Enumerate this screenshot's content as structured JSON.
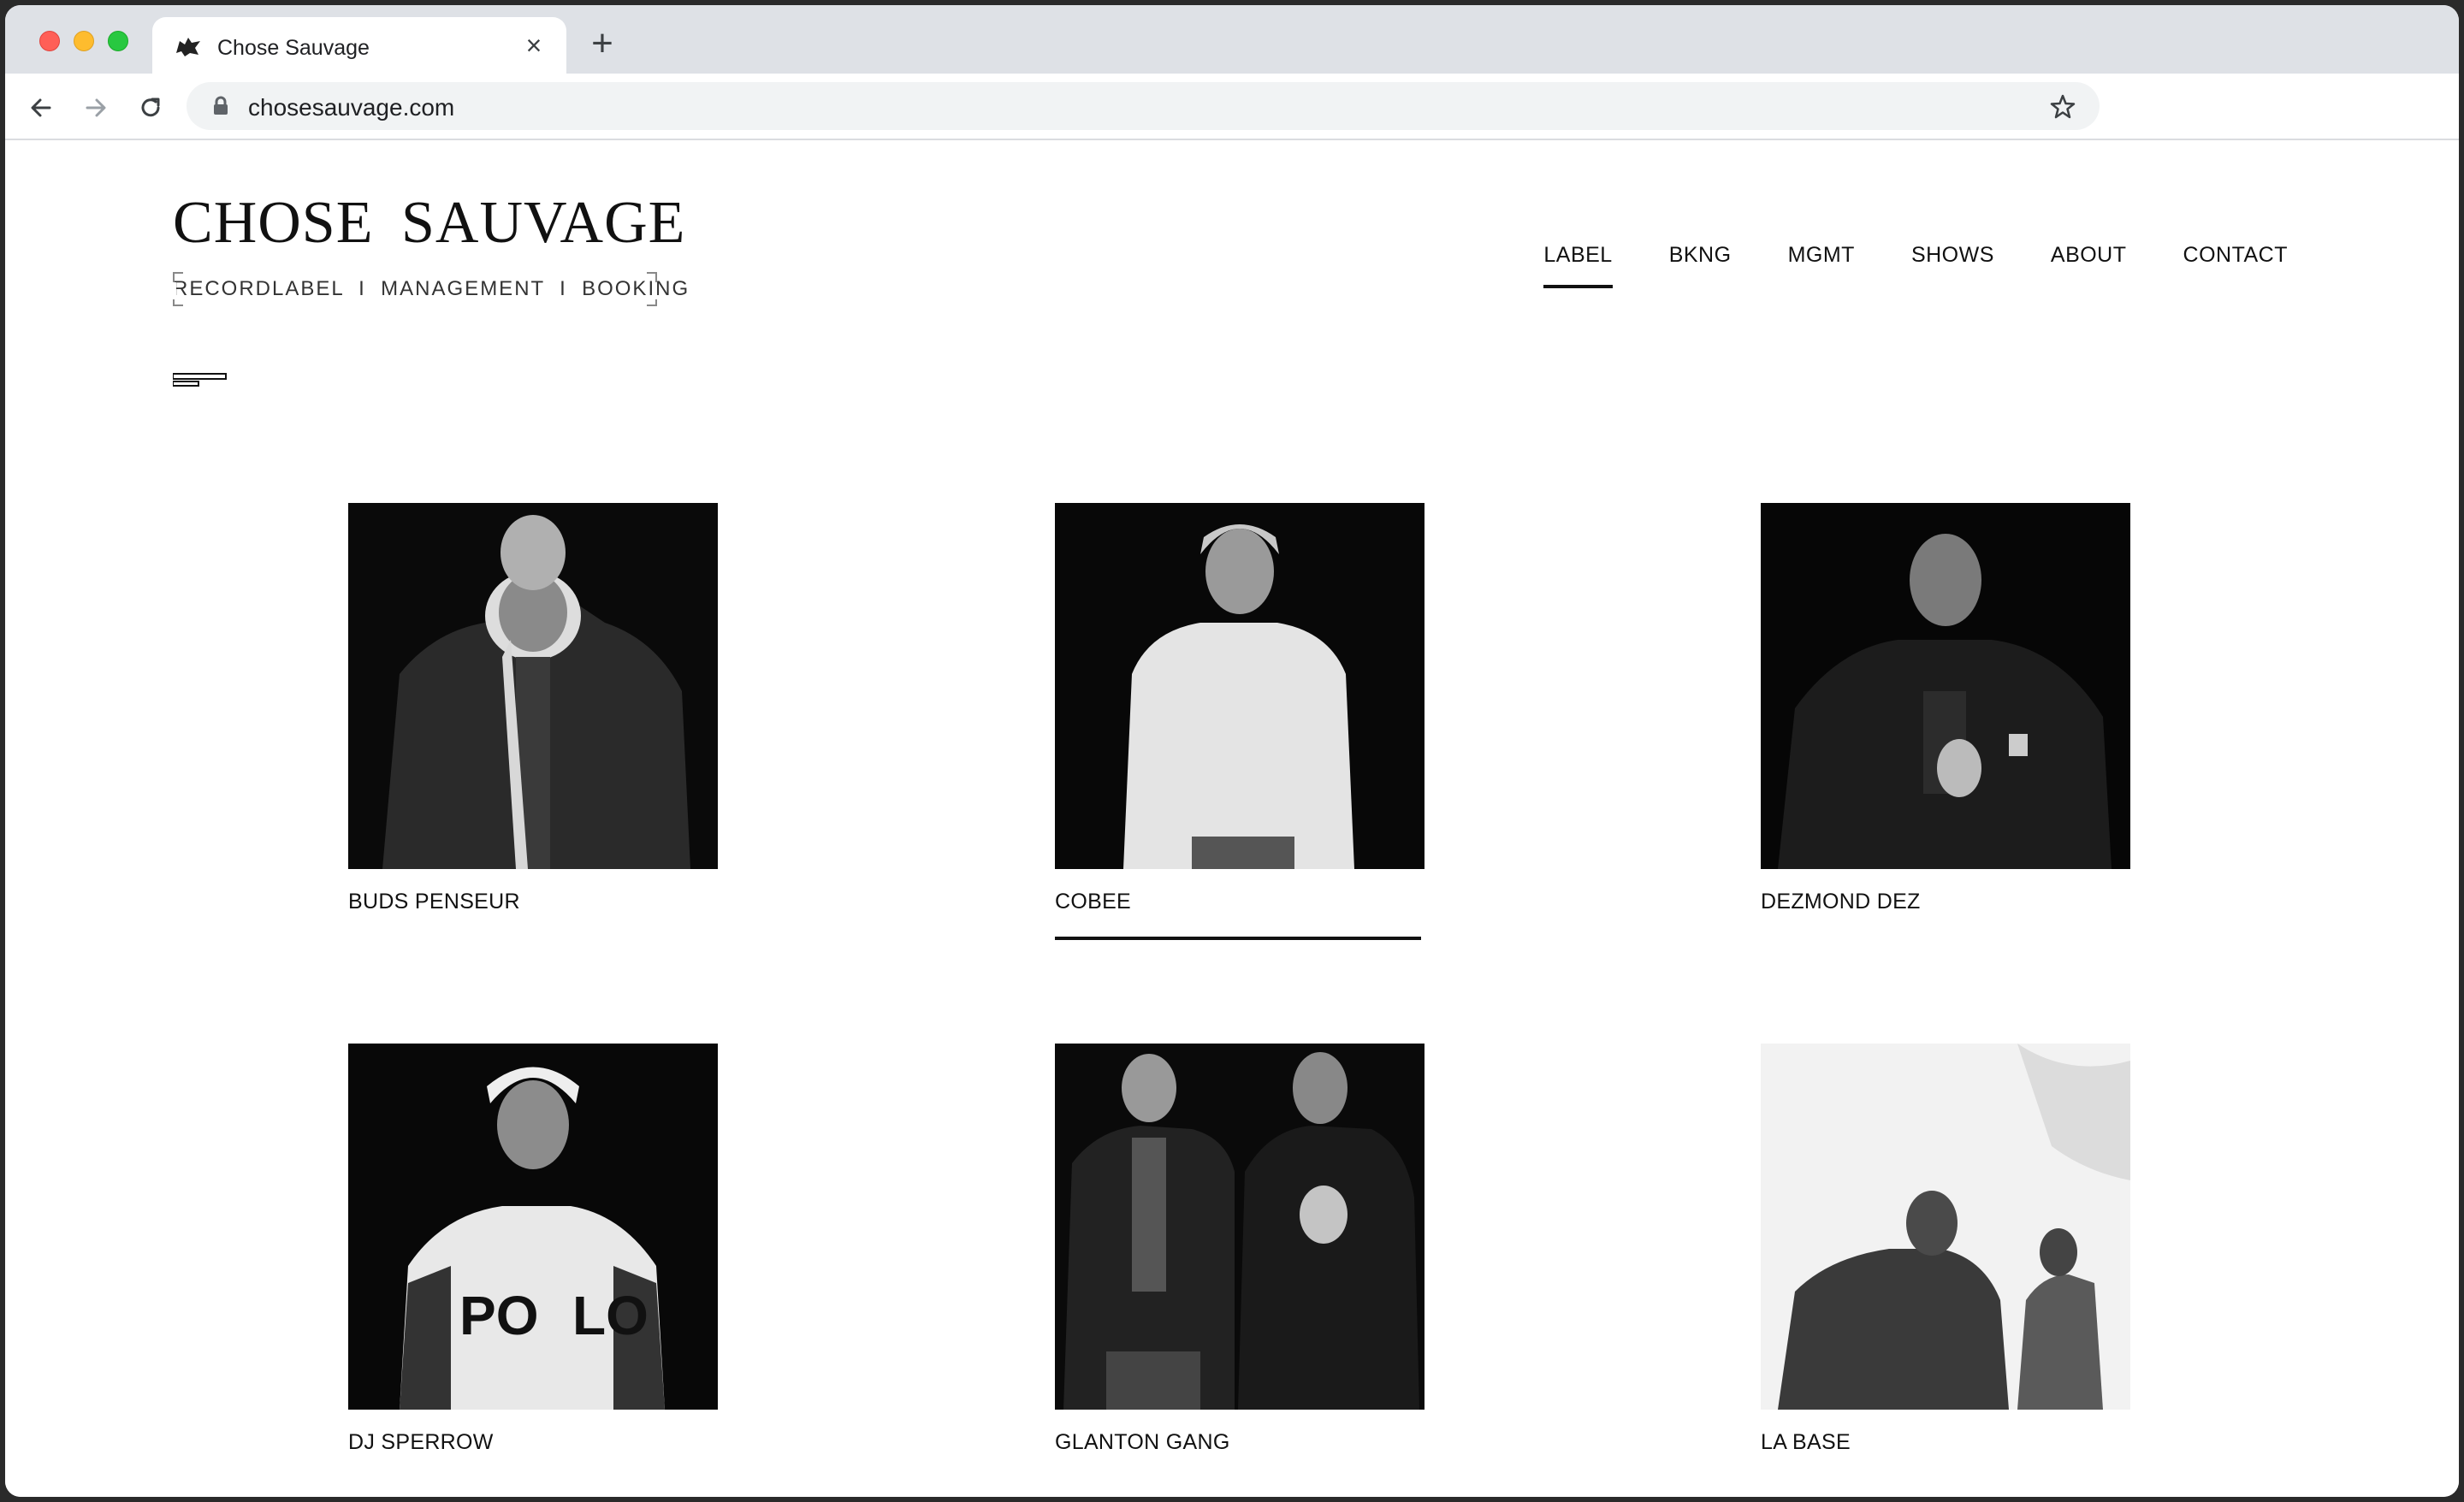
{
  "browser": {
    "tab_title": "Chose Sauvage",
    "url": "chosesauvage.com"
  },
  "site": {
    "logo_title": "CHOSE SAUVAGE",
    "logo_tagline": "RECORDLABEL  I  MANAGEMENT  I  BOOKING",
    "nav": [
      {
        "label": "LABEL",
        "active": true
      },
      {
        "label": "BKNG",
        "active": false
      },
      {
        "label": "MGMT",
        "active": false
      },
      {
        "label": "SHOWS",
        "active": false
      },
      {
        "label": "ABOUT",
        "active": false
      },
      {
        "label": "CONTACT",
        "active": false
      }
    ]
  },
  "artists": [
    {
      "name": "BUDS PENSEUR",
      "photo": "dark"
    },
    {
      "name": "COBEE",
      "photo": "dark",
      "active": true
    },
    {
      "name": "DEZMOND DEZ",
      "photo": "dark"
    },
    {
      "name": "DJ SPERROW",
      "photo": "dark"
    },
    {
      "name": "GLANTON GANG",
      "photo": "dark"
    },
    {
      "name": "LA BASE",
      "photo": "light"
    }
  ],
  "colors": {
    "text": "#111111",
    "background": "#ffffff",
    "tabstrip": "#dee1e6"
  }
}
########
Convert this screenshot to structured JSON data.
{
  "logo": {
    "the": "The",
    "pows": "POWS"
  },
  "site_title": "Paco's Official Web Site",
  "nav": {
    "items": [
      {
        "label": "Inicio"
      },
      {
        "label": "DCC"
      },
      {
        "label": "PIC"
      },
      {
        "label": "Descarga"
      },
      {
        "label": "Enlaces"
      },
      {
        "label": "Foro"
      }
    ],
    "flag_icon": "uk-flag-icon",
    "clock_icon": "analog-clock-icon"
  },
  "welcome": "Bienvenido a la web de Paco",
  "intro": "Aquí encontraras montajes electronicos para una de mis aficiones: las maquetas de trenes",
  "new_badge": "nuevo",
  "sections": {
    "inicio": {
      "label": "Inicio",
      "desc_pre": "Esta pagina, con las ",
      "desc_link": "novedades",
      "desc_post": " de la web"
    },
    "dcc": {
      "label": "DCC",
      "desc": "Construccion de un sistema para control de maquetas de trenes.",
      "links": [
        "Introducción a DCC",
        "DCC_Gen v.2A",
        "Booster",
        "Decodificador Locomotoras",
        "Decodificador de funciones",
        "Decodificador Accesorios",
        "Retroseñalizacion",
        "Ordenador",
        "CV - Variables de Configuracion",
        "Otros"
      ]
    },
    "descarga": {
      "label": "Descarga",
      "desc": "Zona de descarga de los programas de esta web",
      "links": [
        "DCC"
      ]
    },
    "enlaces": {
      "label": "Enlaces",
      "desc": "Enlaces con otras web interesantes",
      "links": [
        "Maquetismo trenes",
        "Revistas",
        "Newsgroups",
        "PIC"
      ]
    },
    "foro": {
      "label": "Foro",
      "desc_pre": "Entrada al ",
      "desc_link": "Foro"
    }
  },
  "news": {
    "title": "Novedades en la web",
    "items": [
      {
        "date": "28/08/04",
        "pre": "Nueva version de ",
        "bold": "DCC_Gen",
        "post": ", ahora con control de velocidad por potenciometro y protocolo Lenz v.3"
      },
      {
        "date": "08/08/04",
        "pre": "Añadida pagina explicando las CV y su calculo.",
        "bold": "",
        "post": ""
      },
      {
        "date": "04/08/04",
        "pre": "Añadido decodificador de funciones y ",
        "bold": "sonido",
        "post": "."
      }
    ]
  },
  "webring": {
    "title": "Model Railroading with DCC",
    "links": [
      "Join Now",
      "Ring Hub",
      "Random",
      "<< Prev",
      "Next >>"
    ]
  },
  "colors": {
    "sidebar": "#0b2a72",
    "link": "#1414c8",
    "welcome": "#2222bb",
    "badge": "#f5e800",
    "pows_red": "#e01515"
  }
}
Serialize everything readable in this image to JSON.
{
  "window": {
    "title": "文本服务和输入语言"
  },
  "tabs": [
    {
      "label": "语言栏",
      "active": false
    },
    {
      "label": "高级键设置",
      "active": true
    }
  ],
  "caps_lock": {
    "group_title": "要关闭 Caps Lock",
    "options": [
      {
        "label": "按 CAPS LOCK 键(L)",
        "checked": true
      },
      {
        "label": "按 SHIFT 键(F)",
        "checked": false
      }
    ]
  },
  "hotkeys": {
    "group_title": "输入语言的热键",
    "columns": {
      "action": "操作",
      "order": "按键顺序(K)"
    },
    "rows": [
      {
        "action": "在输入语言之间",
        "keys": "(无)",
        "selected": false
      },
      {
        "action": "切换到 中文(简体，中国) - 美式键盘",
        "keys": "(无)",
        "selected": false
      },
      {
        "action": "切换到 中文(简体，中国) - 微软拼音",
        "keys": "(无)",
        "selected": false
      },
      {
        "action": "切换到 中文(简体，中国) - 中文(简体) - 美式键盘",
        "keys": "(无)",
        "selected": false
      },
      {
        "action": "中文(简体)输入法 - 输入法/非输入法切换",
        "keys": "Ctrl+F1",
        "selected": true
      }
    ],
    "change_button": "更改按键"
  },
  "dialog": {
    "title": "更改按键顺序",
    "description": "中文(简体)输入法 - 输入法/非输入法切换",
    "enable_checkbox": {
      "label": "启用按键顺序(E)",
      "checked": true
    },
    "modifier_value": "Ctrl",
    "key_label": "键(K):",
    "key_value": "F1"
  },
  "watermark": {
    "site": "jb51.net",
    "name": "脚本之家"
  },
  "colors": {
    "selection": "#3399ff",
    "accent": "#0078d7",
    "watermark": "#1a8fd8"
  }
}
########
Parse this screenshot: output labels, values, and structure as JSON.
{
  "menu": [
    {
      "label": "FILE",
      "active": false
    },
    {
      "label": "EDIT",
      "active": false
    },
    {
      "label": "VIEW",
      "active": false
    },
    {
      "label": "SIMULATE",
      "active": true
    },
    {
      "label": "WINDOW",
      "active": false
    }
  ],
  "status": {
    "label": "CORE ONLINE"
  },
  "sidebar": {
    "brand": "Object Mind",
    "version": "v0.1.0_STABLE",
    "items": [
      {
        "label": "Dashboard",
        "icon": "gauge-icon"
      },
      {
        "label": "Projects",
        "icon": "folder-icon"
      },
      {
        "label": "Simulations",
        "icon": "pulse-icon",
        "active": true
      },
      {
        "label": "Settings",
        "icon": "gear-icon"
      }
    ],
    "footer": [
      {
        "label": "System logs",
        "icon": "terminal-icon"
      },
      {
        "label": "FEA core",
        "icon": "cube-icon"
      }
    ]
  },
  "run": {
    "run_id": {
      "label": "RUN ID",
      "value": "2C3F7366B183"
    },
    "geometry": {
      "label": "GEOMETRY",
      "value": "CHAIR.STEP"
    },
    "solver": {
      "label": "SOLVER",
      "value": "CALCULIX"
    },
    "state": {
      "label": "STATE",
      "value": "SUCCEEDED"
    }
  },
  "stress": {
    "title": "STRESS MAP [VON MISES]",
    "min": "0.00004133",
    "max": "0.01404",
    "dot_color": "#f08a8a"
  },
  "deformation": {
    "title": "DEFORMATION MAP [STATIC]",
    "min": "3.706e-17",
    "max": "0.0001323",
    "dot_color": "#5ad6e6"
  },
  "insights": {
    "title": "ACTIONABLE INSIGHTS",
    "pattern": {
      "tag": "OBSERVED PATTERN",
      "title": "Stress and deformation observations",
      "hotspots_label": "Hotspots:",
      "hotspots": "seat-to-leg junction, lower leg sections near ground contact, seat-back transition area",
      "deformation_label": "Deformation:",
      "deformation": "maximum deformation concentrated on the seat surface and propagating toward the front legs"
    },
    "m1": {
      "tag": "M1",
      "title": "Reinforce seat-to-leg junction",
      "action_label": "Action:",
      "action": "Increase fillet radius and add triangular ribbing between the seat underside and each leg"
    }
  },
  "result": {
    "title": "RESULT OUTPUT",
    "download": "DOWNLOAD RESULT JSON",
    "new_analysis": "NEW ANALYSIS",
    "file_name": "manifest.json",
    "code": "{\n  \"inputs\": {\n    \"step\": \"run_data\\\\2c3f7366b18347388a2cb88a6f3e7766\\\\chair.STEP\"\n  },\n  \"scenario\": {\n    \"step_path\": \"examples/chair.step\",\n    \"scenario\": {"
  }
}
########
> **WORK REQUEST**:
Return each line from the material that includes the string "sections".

> **ANSWER TO THIS EXERCISE**:
  "sections": {
      "hotspots": "seat-to-leg junction, lower leg sections near ground contact, seat-back transition area",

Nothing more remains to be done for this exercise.